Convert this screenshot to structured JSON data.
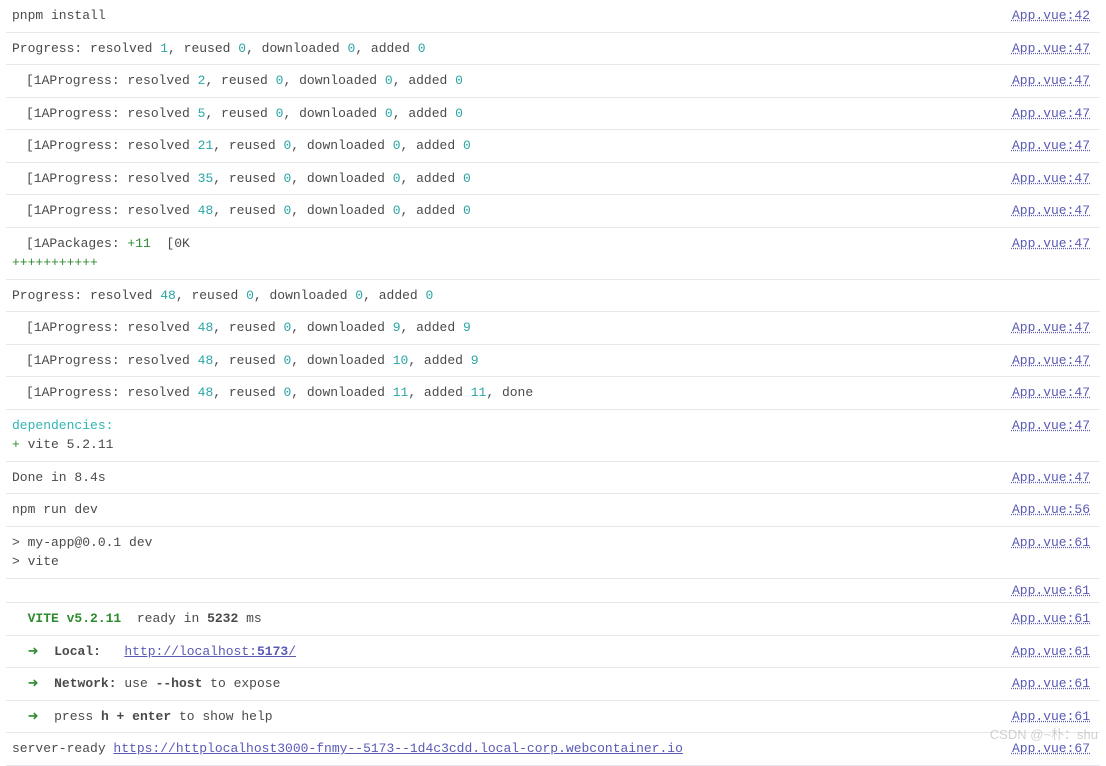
{
  "source": {
    "file": "App.vue"
  },
  "lines": [
    {
      "type": "simple",
      "indent": false,
      "text": "pnpm install",
      "loc": 42
    },
    {
      "type": "progress",
      "indent": false,
      "prefix": "Progress: ",
      "resolved": "1",
      "reused": "0",
      "downloaded": "0",
      "added": "0",
      "loc": 47
    },
    {
      "type": "progress",
      "indent": true,
      "prefix": "[1AProgress: ",
      "resolved": "2",
      "reused": "0",
      "downloaded": "0",
      "added": "0",
      "loc": 47
    },
    {
      "type": "progress",
      "indent": true,
      "prefix": "[1AProgress: ",
      "resolved": "5",
      "reused": "0",
      "downloaded": "0",
      "added": "0",
      "loc": 47
    },
    {
      "type": "progress",
      "indent": true,
      "prefix": "[1AProgress: ",
      "resolved": "21",
      "reused": "0",
      "downloaded": "0",
      "added": "0",
      "loc": 47
    },
    {
      "type": "progress",
      "indent": true,
      "prefix": "[1AProgress: ",
      "resolved": "35",
      "reused": "0",
      "downloaded": "0",
      "added": "0",
      "loc": 47
    },
    {
      "type": "progress",
      "indent": true,
      "prefix": "[1AProgress: ",
      "resolved": "48",
      "reused": "0",
      "downloaded": "0",
      "added": "0",
      "loc": 47
    },
    {
      "type": "packages",
      "indent": true,
      "prefix": "[1APackages: ",
      "delta": "+11",
      "suffix": "  [0K",
      "pluses": "+++++++++++",
      "loc": 47
    },
    {
      "type": "progress",
      "indent": false,
      "prefix": "Progress: ",
      "resolved": "48",
      "reused": "0",
      "downloaded": "0",
      "added": "0"
    },
    {
      "type": "progress",
      "indent": true,
      "prefix": "[1AProgress: ",
      "resolved": "48",
      "reused": "0",
      "downloaded": "9",
      "added": "9",
      "loc": 47
    },
    {
      "type": "progress",
      "indent": true,
      "prefix": "[1AProgress: ",
      "resolved": "48",
      "reused": "0",
      "downloaded": "10",
      "added": "9",
      "loc": 47
    },
    {
      "type": "progressDone",
      "indent": true,
      "prefix": "[1AProgress: ",
      "resolved": "48",
      "reused": "0",
      "downloaded": "11",
      "added": "11",
      "tail": ", done",
      "loc": 47
    },
    {
      "type": "deps",
      "header": "dependencies:",
      "sign": "+ ",
      "pkg": "vite 5.2.11",
      "loc": 47
    },
    {
      "type": "simple",
      "indent": false,
      "text": "Done in 8.4s",
      "loc": 47
    },
    {
      "type": "simple",
      "indent": false,
      "text": "npm run dev",
      "loc": 56
    },
    {
      "type": "multi",
      "l1": "> my-app@0.0.1 dev",
      "l2": "> vite",
      "loc": 61
    },
    {
      "type": "trunc",
      "loc": 61
    },
    {
      "type": "vite",
      "label": "VITE ",
      "version": "v5.2.11",
      "rest": "  ready in ",
      "ms": "5232",
      "tail": " ms",
      "loc": 61
    },
    {
      "type": "local",
      "arrow": "➜",
      "label": "Local:",
      "urlPrefix": "http://localhost:",
      "urlPort": "5173",
      "urlTail": "/",
      "loc": 61
    },
    {
      "type": "network",
      "arrow": "➜",
      "label": "Network:",
      "rest1": " use ",
      "flag": "--host",
      "rest2": " to expose",
      "loc": 61
    },
    {
      "type": "help",
      "arrow": "➜",
      "rest1": "press ",
      "keys": "h + enter",
      "rest2": " to show help",
      "loc": 61
    },
    {
      "type": "server",
      "label": "server-ready ",
      "url": "https://httplocalhost3000-fnmy--5173--1d4c3cdd.local-corp.webcontainer.io",
      "loc": 67
    }
  ],
  "watermark": "CSDN @~朴：shu"
}
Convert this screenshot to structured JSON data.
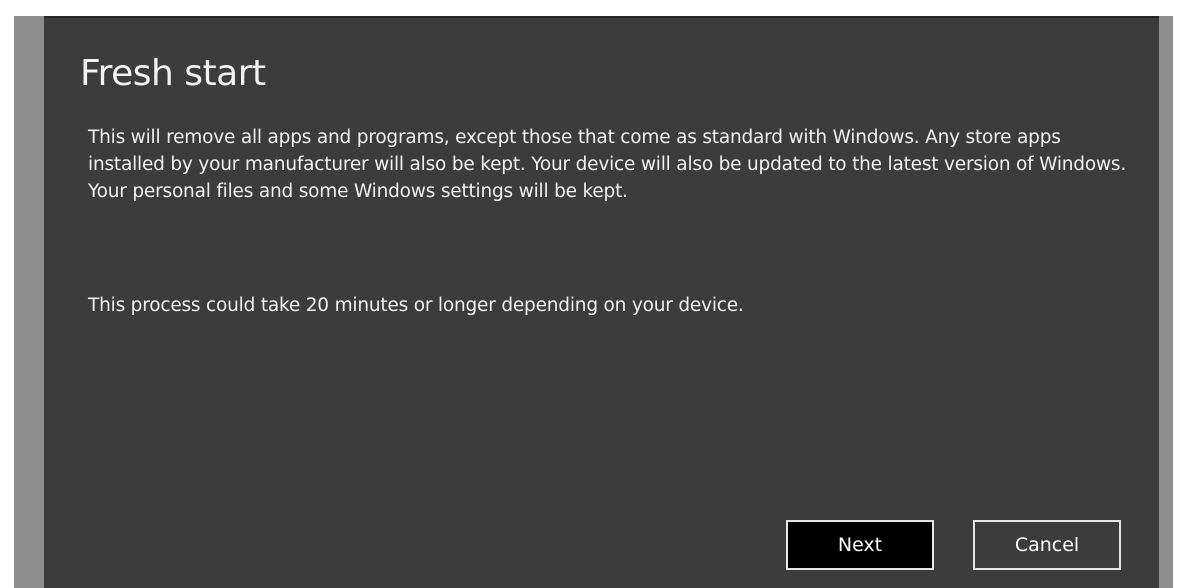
{
  "dialog": {
    "title": "Fresh start",
    "paragraphs": [
      "This will remove all apps and programs, except those that come as standard with Windows. Any store apps installed by your manufacturer will also be kept. Your device will also be updated to the latest version of Windows. Your personal files and some Windows settings will be kept.",
      "This process could take 20 minutes or longer depending on your device."
    ],
    "buttons": {
      "next_label": "Next",
      "cancel_label": "Cancel"
    }
  },
  "colors": {
    "dialog_background": "#3c3c3c",
    "side_gutter": "#8e8e8e",
    "primary_button": "#000000",
    "text": "#f0f0f0"
  }
}
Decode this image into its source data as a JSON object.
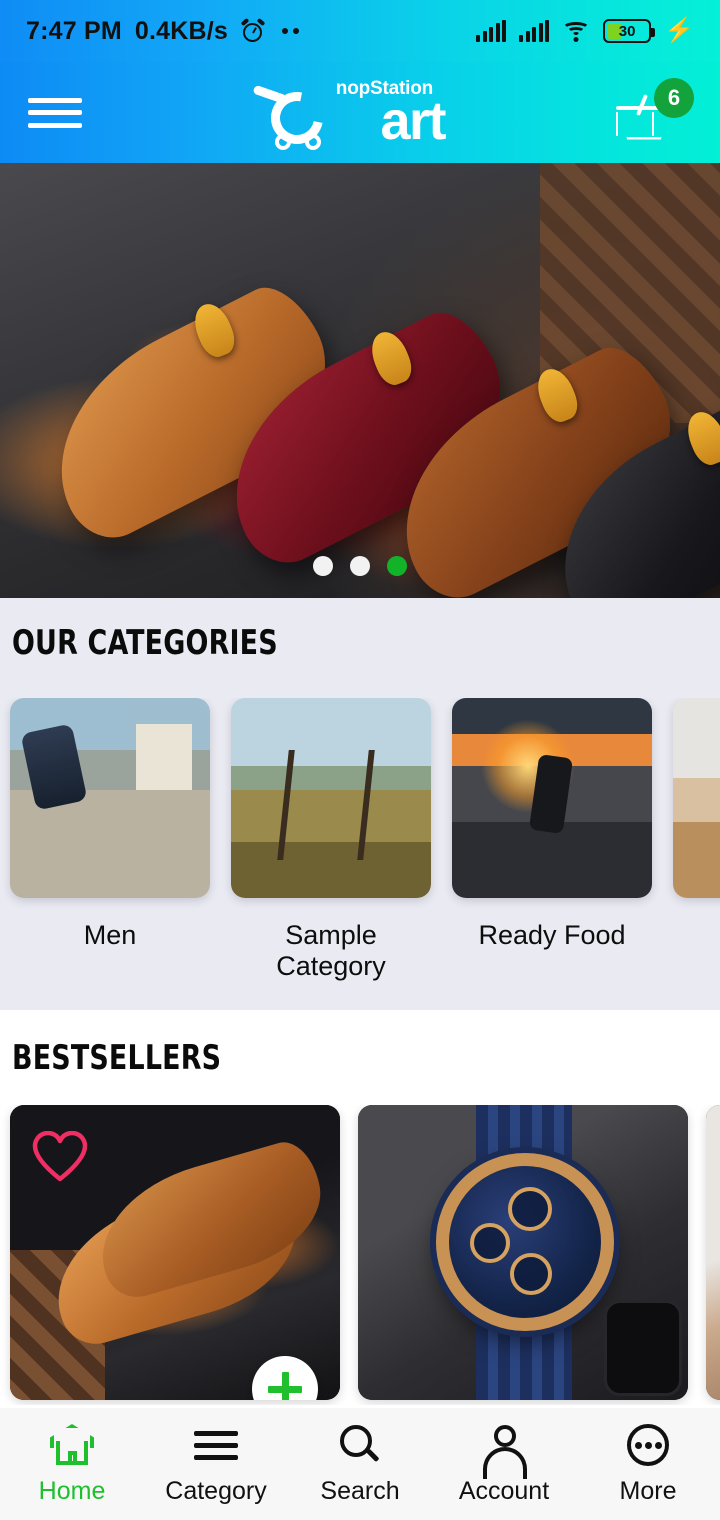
{
  "status_bar": {
    "time": "7:47 PM",
    "network_speed": "0.4KB/s",
    "alarm_icon": "alarm-clock-icon",
    "overflow_dots": "more-dots-icon",
    "signal_1": "signal-bars-icon",
    "signal_2": "signal-bars-icon",
    "wifi": "wifi-icon",
    "battery_percent": "30",
    "charging": "⚡"
  },
  "header": {
    "menu_icon": "hamburger-menu-icon",
    "brand_top": "nopStation",
    "brand_main": "art",
    "cart_icon": "shopping-basket-icon",
    "cart_count": "6",
    "gradient_from": "#0d8bf5",
    "gradient_to": "#03efd6"
  },
  "hero": {
    "slides_total": 3,
    "active_slide": 3,
    "dot_active_color": "#12b328",
    "dot_inactive_color": "#f2f2f2"
  },
  "categories": {
    "title": "OUR CATEGORIES",
    "background": "#eaeaf2",
    "items": [
      {
        "label": "Men",
        "thumb": "skateboarder-palm-trees-image"
      },
      {
        "label": "Sample Category",
        "thumb": "swing-bench-coastal-field-image"
      },
      {
        "label": "Ready Food",
        "thumb": "skatepark-sunset-image"
      },
      {
        "label": "",
        "thumb": "beach-cliff-image"
      }
    ]
  },
  "bestsellers": {
    "title": "BESTSELLERS",
    "products": [
      {
        "image": "brown-crocodile-leather-dress-shoes-image",
        "wishlist_icon": "heart-outline-icon",
        "wishlist_color": "#ef2e63",
        "add_icon": "plus-icon",
        "add_color": "#1fbf2e"
      },
      {
        "image": "blue-rose-gold-chronograph-watch-image"
      },
      {
        "image": "product-peek-image"
      }
    ]
  },
  "bottom_nav": {
    "active_color": "#1fbf2e",
    "items": [
      {
        "label": "Home",
        "icon": "home-icon",
        "active": true
      },
      {
        "label": "Category",
        "icon": "list-lines-icon",
        "active": false
      },
      {
        "label": "Search",
        "icon": "magnifier-icon",
        "active": false
      },
      {
        "label": "Account",
        "icon": "person-icon",
        "active": false
      },
      {
        "label": "More",
        "icon": "ellipsis-circle-icon",
        "active": false
      }
    ]
  }
}
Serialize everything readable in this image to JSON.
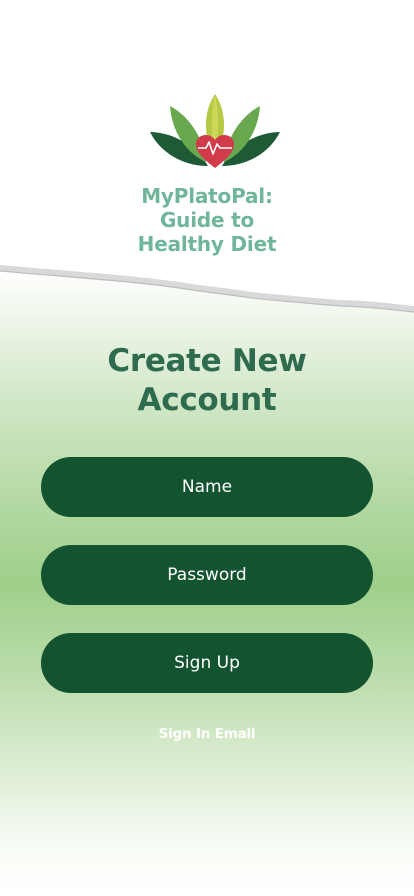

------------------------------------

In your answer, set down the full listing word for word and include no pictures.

Convert this screenshot to structured JSON data.
{
  "source": {
    "file": "App.vue"
  },
  "lines": [
    {
      "type": "simple",
      "indent": false,
      "text": "pnpm install",
      "loc": 42
    },
    {
      "type": "progress",
      "indent": false,
      "prefix": "Progress: ",
      "resolved": "1",
      "reused": "0",
      "downloaded": "0",
      "added": "0",
      "loc": 47
    },
    {
      "type": "progress",
      "indent": true,
      "prefix": "[1AProgress: ",
      "resolved": "2",
      "reused": "0",
      "downloaded": "0",
      "added": "0",
      "loc": 47
    },
    {
      "type": "progress",
      "indent": true,
      "prefix": "[1AProgress: ",
      "resolved": "5",
      "reused": "0",
      "downloaded": "0",
      "added": "0",
      "loc": 47
    },
    {
      "type": "progress",
      "indent": true,
      "prefix": "[1AProgress: ",
      "resolved": "21",
      "reused": "0",
      "downloaded": "0",
      "added": "0",
      "loc": 47
    },
    {
      "type": "progress",
      "indent": true,
      "prefix": "[1AProgress: ",
      "resolved": "35",
      "reused": "0",
      "downloaded": "0",
      "added": "0",
      "loc": 47
    },
    {
      "type": "progress",
      "indent": true,
      "prefix": "[1AProgress: ",
      "resolved": "48",
      "reused": "0",
      "downloaded": "0",
      "added": "0",
      "loc": 47
    },
    {
      "type": "packages",
      "indent": true,
      "prefix": "[1APackages: ",
      "delta": "+11",
      "suffix": "  [0K",
      "pluses": "+++++++++++",
      "loc": 47
    },
    {
      "type": "progress",
      "indent": false,
      "prefix": "Progress: ",
      "resolved": "48",
      "reused": "0",
      "downloaded": "0",
      "added": "0"
    },
    {
      "type": "progress",
      "indent": true,
      "prefix": "[1AProgress: ",
      "resolved": "48",
      "reused": "0",
      "downloaded": "9",
      "added": "9",
      "loc": 47
    },
    {
      "type": "progress",
      "indent": true,
      "prefix": "[1AProgress: ",
      "resolved": "48",
      "reused": "0",
      "downloaded": "10",
      "added": "9",
      "loc": 47
    },
    {
      "type": "progressDone",
      "indent": true,
      "prefix": "[1AProgress: ",
      "resolved": "48",
      "reused": "0",
      "downloaded": "11",
      "added": "11",
      "tail": ", done",
      "loc": 47
    },
    {
      "type": "deps",
      "header": "dependencies:",
      "sign": "+ ",
      "pkg": "vite 5.2.11",
      "loc": 47
    },
    {
      "type": "simple",
      "indent": false,
      "text": "Done in 8.4s",
      "loc": 47
    },
    {
      "type": "simple",
      "indent": false,
      "text": "npm run dev",
      "loc": 56
    },
    {
      "type": "multi",
      "l1": "> my-app@0.0.1 dev",
      "l2": "> vite",
      "loc": 61
    },
    {
      "type": "trunc",
      "loc": 61
    },
    {
      "type": "vite",
      "label": "VITE ",
      "version": "v5.2.11",
      "rest": "  ready in ",
      "ms": "5232",
      "tail": " ms",
      "loc": 61
    },
    {
      "type": "local",
      "arrow": "➜",
      "label": "Local:",
      "urlPrefix": "http://localhost:",
      "urlPort": "5173",
      "urlTail": "/",
      "loc": 61
    },
    {
      "type": "network",
      "arrow": "➜",
      "label": "Network:",
      "rest1": " use ",
      "flag": "--host",
      "rest2": " to expose",
      "loc": 61
    },
    {
      "type": "help",
      "arrow": "➜",
      "rest1": "press ",
      "keys": "h + enter",
      "rest2": " to show help",
      "loc": 61
    },
    {
      "type": "server",
      "label": "server-ready ",
      "url": "https://httplocalhost3000-fnmy--5173--1d4c3cdd.local-corp.webcontainer.io",
      "loc": 67
    }
  ],
  "watermark": "CSDN @~朴：shu"
}
Convert this screenshot to structured JSON data.
{
  "dialog": {
    "title": "Fresh start",
    "paragraphs": [
      "This will remove all apps and programs, except those that come as standard with Windows. Any store apps installed by your manufacturer will also be kept. Your device will also be updated to the latest version of Windows. Your personal files and some Windows settings will be kept.",
      "This process could take 20 minutes or longer depending on your device."
    ],
    "buttons": {
      "next_label": "Next",
      "cancel_label": "Cancel"
    }
  },
  "colors": {
    "dialog_background": "#3c3c3c",
    "side_gutter": "#8e8e8e",
    "primary_button": "#000000",
    "text": "#f0f0f0"
  }
}
Decode this image into its source data as a JSON object.
{
  "status_bar": {
    "time": "7:47 PM",
    "network_speed": "0.4KB/s",
    "alarm_icon": "alarm-clock-icon",
    "overflow_dots": "more-dots-icon",
    "signal_1": "signal-bars-icon",
    "signal_2": "signal-bars-icon",
    "wifi": "wifi-icon",
    "battery_percent": "30",
    "charging": "⚡"
  },
  "header": {
    "menu_icon": "hamburger-menu-icon",
    "brand_top": "nopStation",
    "brand_main": "art",
    "cart_icon": "shopping-basket-icon",
    "cart_count": "6",
    "gradient_from": "#0d8bf5",
    "gradient_to": "#03efd6"
  },
  "hero": {
    "slides_total": 3,
    "active_slide": 3,
    "dot_active_color": "#12b328",
    "dot_inactive_color": "#f2f2f2"
  },
  "categories": {
    "title": "OUR CATEGORIES",
    "background": "#eaeaf2",
    "items": [
      {
        "label": "Men",
        "thumb": "skateboarder-palm-trees-image"
      },
      {
        "label": "Sample Category",
        "thumb": "swing-bench-coastal-field-image"
      },
      {
        "label": "Ready Food",
        "thumb": "skatepark-sunset-image"
      },
      {
        "label": "",
        "thumb": "beach-cliff-image"
      }
    ]
  },
  "bestsellers": {
    "title": "BESTSELLERS",
    "products": [
      {
        "image": "brown-crocodile-leather-dress-shoes-image",
        "wishlist_icon": "heart-outline-icon",
        "wishlist_color": "#ef2e63",
        "add_icon": "plus-icon",
        "add_color": "#1fbf2e"
      },
      {
        "image": "blue-rose-gold-chronograph-watch-image"
      },
      {
        "image": "product-peek-image"
      }
    ]
  },
  "bottom_nav": {
    "active_color": "#1fbf2e",
    "items": [
      {
        "label": "Home",
        "icon": "home-icon",
        "active": true
      },
      {
        "label": "Category",
        "icon": "list-lines-icon",
        "active": false
      },
      {
        "label": "Search",
        "icon": "magnifier-icon",
        "active": false
      },
      {
        "label": "Account",
        "icon": "person-icon",
        "active": false
      },
      {
        "label": "More",
        "icon": "ellipsis-circle-icon",
        "active": false
      }
    ]
  }
}
Serialize everything readable in this image to JSON.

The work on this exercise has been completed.